### WHAT YOU NEED TO DO:
How many of the lines below have the word "definition" in them? The answer is that number and nothing more.

Records from a data source:
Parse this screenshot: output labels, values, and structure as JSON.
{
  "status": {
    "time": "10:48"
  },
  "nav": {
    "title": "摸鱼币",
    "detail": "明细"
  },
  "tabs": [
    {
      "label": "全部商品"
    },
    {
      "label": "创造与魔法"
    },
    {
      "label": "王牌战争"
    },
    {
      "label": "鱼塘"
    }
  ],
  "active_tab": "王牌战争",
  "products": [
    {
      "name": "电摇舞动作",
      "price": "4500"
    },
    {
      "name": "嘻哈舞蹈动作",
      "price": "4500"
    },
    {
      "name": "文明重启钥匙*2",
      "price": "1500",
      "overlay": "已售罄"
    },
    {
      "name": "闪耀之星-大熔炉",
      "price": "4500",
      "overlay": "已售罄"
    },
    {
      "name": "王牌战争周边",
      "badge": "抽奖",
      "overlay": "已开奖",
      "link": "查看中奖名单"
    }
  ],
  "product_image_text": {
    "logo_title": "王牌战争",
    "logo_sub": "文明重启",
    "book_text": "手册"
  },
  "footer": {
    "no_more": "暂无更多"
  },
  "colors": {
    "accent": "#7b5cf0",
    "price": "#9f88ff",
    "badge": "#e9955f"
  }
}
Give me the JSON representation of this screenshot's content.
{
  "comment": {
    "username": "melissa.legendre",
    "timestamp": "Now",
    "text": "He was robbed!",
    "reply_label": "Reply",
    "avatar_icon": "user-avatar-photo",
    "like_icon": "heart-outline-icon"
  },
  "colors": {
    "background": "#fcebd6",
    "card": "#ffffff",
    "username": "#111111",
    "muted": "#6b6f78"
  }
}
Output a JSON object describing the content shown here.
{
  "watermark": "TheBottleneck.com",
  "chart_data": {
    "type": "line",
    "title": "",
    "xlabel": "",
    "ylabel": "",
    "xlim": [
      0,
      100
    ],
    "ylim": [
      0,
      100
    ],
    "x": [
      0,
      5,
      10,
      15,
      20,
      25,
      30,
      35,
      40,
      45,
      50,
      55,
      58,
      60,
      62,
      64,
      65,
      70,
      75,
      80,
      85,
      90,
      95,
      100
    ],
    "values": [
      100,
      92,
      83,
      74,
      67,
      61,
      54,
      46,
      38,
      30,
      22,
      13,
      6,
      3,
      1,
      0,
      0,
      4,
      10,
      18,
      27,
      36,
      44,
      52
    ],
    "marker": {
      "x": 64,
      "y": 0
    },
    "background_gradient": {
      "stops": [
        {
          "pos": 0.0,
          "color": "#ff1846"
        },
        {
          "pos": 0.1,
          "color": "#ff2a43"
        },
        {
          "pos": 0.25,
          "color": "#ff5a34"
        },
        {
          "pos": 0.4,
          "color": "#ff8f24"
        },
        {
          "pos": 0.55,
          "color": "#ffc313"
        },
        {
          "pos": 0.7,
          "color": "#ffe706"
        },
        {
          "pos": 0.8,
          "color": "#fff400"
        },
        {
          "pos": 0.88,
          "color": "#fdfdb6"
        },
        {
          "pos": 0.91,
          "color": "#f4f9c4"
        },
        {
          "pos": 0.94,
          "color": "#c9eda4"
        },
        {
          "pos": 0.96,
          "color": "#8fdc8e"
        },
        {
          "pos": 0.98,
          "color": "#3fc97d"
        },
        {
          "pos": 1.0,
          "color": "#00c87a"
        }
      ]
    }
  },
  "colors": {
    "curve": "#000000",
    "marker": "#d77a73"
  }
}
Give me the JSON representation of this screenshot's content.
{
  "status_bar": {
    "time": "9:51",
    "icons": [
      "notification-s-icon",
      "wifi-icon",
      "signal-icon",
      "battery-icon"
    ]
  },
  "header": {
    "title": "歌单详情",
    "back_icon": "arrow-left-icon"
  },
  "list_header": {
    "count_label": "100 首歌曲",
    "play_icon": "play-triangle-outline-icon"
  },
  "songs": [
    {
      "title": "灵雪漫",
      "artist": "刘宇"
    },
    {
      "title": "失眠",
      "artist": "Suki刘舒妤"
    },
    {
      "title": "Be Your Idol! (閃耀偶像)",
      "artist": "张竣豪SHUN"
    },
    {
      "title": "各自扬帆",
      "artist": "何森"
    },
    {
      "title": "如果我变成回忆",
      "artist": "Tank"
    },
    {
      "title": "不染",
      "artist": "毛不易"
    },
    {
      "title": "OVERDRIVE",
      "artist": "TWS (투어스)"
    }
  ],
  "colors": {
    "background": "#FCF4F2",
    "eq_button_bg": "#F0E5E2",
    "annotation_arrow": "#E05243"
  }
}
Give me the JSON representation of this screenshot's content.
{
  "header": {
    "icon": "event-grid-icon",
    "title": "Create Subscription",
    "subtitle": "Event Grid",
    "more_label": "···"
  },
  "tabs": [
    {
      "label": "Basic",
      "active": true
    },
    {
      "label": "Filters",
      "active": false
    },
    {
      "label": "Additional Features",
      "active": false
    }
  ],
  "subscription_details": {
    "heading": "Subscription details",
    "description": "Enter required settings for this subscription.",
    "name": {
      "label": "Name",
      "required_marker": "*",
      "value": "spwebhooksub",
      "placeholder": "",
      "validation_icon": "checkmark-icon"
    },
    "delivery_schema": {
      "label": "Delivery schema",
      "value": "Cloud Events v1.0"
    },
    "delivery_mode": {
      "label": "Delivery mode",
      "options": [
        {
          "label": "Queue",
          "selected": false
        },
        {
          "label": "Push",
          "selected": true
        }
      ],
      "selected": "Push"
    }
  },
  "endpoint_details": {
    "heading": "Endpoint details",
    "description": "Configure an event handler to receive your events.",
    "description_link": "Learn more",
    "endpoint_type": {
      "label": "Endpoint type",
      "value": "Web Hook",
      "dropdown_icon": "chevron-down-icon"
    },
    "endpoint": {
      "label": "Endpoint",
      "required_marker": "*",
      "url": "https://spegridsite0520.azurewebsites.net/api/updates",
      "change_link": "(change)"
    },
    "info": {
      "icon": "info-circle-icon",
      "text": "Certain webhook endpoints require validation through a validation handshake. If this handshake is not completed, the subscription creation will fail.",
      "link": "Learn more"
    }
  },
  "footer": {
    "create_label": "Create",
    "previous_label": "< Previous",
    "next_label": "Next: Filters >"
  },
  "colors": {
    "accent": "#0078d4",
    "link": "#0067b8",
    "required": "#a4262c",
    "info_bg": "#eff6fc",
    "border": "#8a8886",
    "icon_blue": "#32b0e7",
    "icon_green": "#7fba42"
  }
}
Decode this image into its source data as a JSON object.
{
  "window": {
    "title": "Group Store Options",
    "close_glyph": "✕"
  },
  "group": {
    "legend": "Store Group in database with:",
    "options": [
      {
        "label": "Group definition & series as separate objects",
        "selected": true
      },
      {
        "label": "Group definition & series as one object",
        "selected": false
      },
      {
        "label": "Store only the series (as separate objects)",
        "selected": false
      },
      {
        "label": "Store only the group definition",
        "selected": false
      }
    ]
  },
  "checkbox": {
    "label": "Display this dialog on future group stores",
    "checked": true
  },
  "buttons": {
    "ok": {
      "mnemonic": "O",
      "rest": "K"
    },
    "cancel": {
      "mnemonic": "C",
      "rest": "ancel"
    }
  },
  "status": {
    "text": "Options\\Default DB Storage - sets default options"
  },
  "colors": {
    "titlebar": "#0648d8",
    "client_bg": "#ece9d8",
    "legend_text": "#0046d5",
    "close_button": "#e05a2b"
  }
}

### RESPONSE TO THE EXERCISE:
3